(Information given Opens)

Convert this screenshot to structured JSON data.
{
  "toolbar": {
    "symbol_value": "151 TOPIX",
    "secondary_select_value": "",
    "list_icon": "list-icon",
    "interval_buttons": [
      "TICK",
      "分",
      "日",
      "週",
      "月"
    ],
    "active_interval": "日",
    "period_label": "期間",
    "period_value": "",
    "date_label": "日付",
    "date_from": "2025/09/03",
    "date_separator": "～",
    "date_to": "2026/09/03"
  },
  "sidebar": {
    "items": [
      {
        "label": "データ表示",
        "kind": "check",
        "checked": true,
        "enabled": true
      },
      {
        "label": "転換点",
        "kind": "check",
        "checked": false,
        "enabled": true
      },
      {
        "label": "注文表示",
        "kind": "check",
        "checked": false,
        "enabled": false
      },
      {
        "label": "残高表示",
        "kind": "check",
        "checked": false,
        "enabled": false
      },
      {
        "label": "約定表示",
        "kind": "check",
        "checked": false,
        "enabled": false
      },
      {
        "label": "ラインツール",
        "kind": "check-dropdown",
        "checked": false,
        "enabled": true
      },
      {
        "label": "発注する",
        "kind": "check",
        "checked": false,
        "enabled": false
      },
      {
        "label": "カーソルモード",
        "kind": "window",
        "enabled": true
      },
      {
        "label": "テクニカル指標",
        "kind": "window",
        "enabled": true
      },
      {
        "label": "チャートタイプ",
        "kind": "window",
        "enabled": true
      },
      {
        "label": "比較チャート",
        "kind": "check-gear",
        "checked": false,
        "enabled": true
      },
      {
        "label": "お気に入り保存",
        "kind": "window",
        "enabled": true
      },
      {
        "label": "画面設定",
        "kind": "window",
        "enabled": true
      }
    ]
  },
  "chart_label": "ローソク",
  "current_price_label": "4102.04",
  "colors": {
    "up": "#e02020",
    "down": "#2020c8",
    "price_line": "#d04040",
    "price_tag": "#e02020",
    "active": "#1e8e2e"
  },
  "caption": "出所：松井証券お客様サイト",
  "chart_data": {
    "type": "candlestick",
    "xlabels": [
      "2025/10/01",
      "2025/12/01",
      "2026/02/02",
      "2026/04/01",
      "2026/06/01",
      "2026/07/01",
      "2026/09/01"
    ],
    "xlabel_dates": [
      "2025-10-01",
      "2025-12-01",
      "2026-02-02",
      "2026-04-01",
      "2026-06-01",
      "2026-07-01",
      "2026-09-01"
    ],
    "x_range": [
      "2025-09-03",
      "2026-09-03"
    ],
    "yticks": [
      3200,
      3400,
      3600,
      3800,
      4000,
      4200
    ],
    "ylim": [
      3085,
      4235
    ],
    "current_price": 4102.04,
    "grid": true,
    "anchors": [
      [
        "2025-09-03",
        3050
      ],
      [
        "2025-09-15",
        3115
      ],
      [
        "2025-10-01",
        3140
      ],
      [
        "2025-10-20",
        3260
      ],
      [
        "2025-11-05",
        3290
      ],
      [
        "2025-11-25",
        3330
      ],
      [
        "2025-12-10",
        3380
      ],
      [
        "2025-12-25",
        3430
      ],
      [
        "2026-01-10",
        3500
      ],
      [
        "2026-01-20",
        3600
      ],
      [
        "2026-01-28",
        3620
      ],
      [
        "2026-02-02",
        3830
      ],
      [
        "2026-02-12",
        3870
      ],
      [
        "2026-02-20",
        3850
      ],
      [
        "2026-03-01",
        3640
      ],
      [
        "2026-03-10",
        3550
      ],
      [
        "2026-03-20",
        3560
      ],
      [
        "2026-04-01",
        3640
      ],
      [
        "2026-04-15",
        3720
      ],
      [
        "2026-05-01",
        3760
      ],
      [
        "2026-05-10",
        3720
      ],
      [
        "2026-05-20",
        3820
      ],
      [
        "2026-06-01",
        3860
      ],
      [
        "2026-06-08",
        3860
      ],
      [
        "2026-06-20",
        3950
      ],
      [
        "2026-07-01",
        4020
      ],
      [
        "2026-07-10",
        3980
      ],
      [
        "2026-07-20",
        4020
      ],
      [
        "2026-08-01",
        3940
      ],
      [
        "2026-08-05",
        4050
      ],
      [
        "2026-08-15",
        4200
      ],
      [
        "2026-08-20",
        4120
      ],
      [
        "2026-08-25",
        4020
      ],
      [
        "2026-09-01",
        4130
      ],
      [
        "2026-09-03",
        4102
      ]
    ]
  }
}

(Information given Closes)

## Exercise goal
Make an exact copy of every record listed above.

## Response to the task
Convert this screenshot to structured JSON data.
{
  "toolbar": {
    "symbol_value": "151 TOPIX",
    "secondary_select_value": "",
    "list_icon": "list-icon",
    "interval_buttons": [
      "TICK",
      "分",
      "日",
      "週",
      "月"
    ],
    "active_interval": "日",
    "period_label": "期間",
    "period_value": "",
    "date_label": "日付",
    "date_from": "2025/09/03",
    "date_separator": "～",
    "date_to": "2026/09/03"
  },
  "sidebar": {
    "items": [
      {
        "label": "データ表示",
        "kind": "check",
        "checked": true,
        "enabled": true
      },
      {
        "label": "転換点",
        "kind": "check",
        "checked": false,
        "enabled": true
      },
      {
        "label": "注文表示",
        "kind": "check",
        "checked": false,
        "enabled": false
      },
      {
        "label": "残高表示",
        "kind": "check",
        "checked": false,
        "enabled": false
      },
      {
        "label": "約定表示",
        "kind": "check",
        "checked": false,
        "enabled": false
      },
      {
        "label": "ラインツール",
        "kind": "check-dropdown",
        "checked": false,
        "enabled": true
      },
      {
        "label": "発注する",
        "kind": "check",
        "checked": false,
        "enabled": false
      },
      {
        "label": "カーソルモード",
        "kind": "window",
        "enabled": true
      },
      {
        "label": "テクニカル指標",
        "kind": "window",
        "enabled": true
      },
      {
        "label": "チャートタイプ",
        "kind": "window",
        "enabled": true
      },
      {
        "label": "比較チャート",
        "kind": "check-gear",
        "checked": false,
        "enabled": true
      },
      {
        "label": "お気に入り保存",
        "kind": "window",
        "enabled": true
      },
      {
        "label": "画面設定",
        "kind": "window",
        "enabled": true
      }
    ]
  },
  "chart_label": "ローソク",
  "current_price_label": "4102.04",
  "colors": {
    "up": "#e02020",
    "down": "#2020c8",
    "price_line": "#d04040",
    "price_tag": "#e02020",
    "active": "#1e8e2e"
  },
  "caption": "出所：松井証券お客様サイト",
  "chart_data": {
    "type": "candlestick",
    "xlabels": [
      "2025/10/01",
      "2025/12/01",
      "2026/02/02",
      "2026/04/01",
      "2026/06/01",
      "2026/07/01",
      "2026/09/01"
    ],
    "xlabel_dates": [
      "2025-10-01",
      "2025-12-01",
      "2026-02-02",
      "2026-04-01",
      "2026-06-01",
      "2026-07-01",
      "2026-09-01"
    ],
    "x_range": [
      "2025-09-03",
      "2026-09-03"
    ],
    "yticks": [
      3200,
      3400,
      3600,
      3800,
      4000,
      4200
    ],
    "ylim": [
      3085,
      4235
    ],
    "current_price": 4102.04,
    "grid": true,
    "anchors": [
      [
        "2025-09-03",
        3050
      ],
      [
        "2025-09-15",
        3115
      ],
      [
        "2025-10-01",
        3140
      ],
      [
        "2025-10-20",
        3260
      ],
      [
        "2025-11-05",
        3290
      ],
      [
        "2025-11-25",
        3330
      ],
      [
        "2025-12-10",
        3380
      ],
      [
        "2025-12-25",
        3430
      ],
      [
        "2026-01-10",
        3500
      ],
      [
        "2026-01-20",
        3600
      ],
      [
        "2026-01-28",
        3620
      ],
      [
        "2026-02-02",
        3830
      ],
      [
        "2026-02-12",
        3870
      ],
      [
        "2026-02-20",
        3850
      ],
      [
        "2026-03-01",
        3640
      ],
      [
        "2026-03-10",
        3550
      ],
      [
        "2026-03-20",
        3560
      ],
      [
        "2026-04-01",
        3640
      ],
      [
        "2026-04-15",
        3720
      ],
      [
        "2026-05-01",
        3760
      ],
      [
        "2026-05-10",
        3720
      ],
      [
        "2026-05-20",
        3820
      ],
      [
        "2026-06-01",
        3860
      ],
      [
        "2026-06-08",
        3860
      ],
      [
        "2026-06-20",
        3950
      ],
      [
        "2026-07-01",
        4020
      ],
      [
        "2026-07-10",
        3980
      ],
      [
        "2026-07-20",
        4020
      ],
      [
        "2026-08-01",
        3940
      ],
      [
        "2026-08-05",
        4050
      ],
      [
        "2026-08-15",
        4200
      ],
      [
        "2026-08-20",
        4120
      ],
      [
        "2026-08-25",
        4020
      ],
      [
        "2026-09-01",
        4130
      ],
      [
        "2026-09-03",
        4102
      ]
    ]
  }
}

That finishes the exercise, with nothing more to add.